• [Task objective] Among the entries, find each line that includes the string "cowboys" and list it.

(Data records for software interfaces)
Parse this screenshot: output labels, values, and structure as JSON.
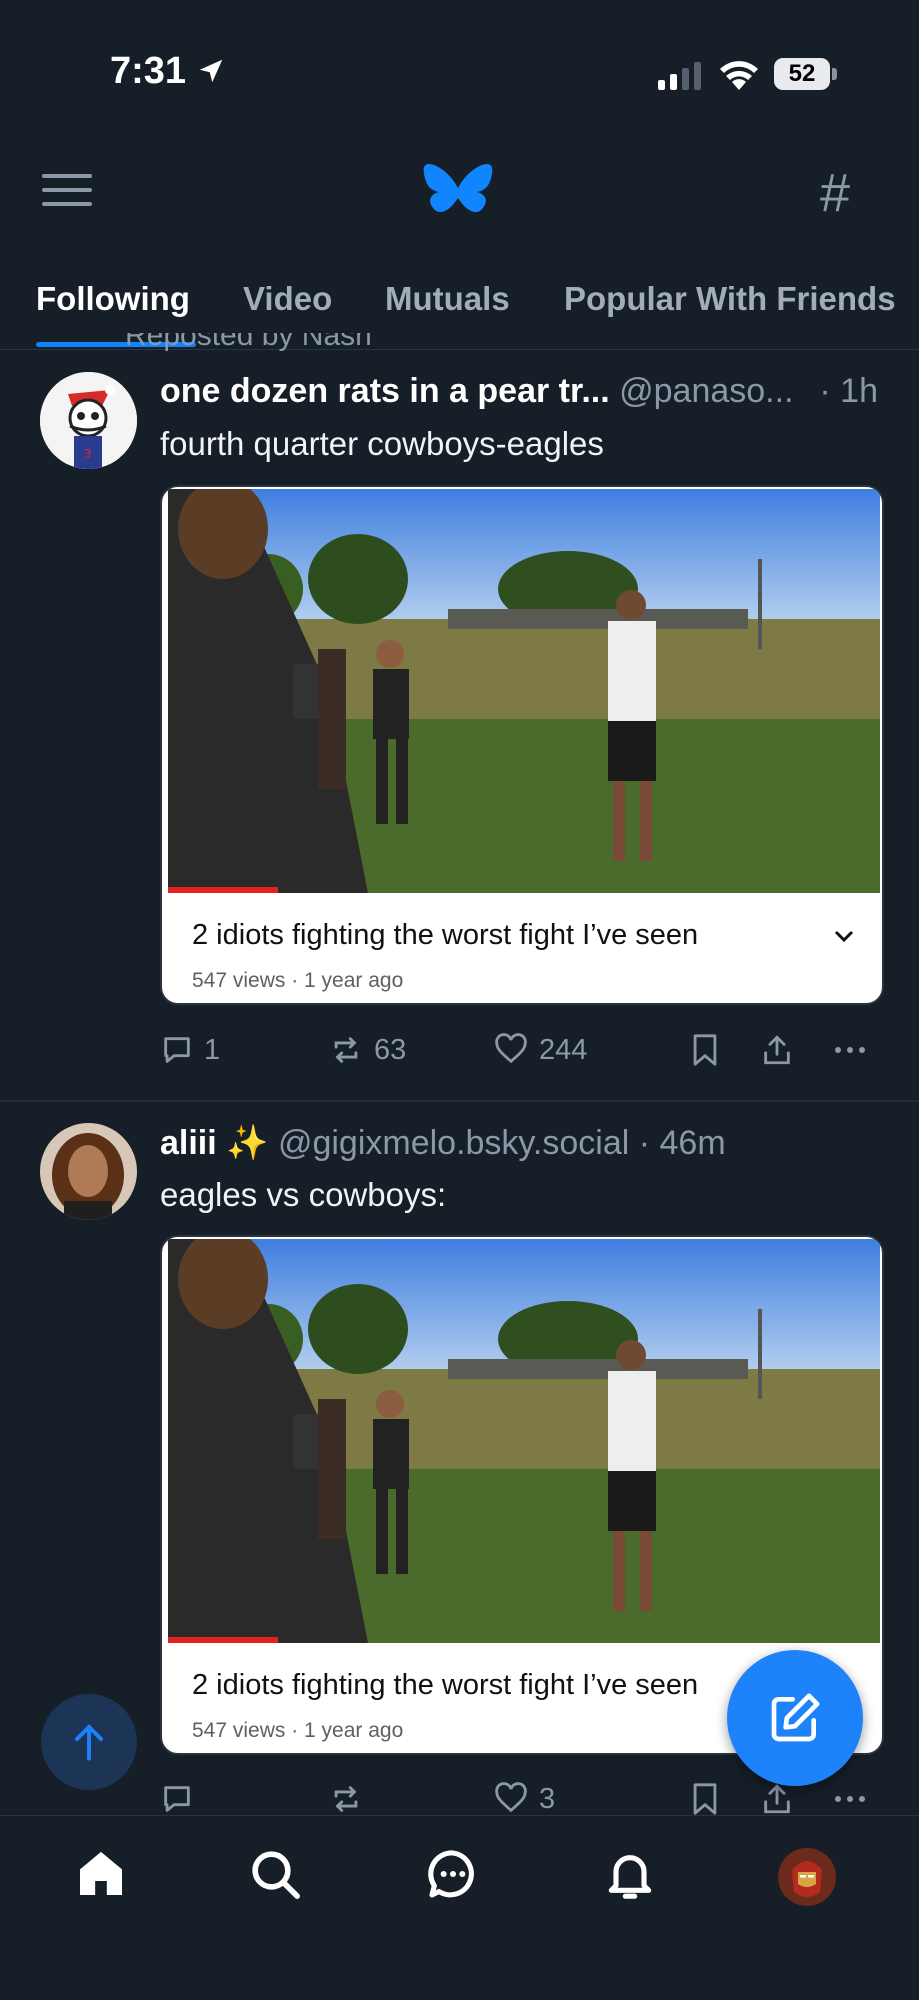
{
  "status_bar": {
    "time": "7:31",
    "battery": "52"
  },
  "header": {
    "logo": "butterfly-logo",
    "menu_icon": "hamburger-icon",
    "feeds_icon": "hashtag-icon"
  },
  "tabs": [
    {
      "label": "Following",
      "active": true
    },
    {
      "label": "Video",
      "active": false
    },
    {
      "label": "Mutuals",
      "active": false
    },
    {
      "label": "Popular With Friends",
      "active": false
    }
  ],
  "posts": [
    {
      "repost_text": "Reposted by Nash",
      "author": "one dozen rats in a pear tr...",
      "handle": "@panaso...",
      "time": "· 1h",
      "text": "fourth quarter cowboys-eagles",
      "video": {
        "title": "2 idiots fighting the worst fight I’ve seen",
        "meta": "547 views · 1 year ago"
      },
      "replies": "1",
      "reposts": "63",
      "likes": "244"
    },
    {
      "author": "aliii ✨",
      "handle": "@gigixmelo.bsky.social",
      "time": "· 46m",
      "text": "eagles vs cowboys:",
      "video": {
        "title": "2 idiots fighting the worst fight I’ve seen",
        "meta": "547 views · 1 year ago"
      },
      "replies": "",
      "reposts": "",
      "likes": "3"
    }
  ],
  "colors": {
    "background": "#161e27",
    "accent": "#1083fe",
    "muted": "#8b98a8"
  },
  "bottom_nav": [
    "home-icon",
    "search-icon",
    "chat-icon",
    "bell-icon",
    "profile-avatar"
  ]
}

• [Answer to the exercise]
      "text": "fourth quarter cowboys-eagles",
      "text": "eagles vs cowboys:",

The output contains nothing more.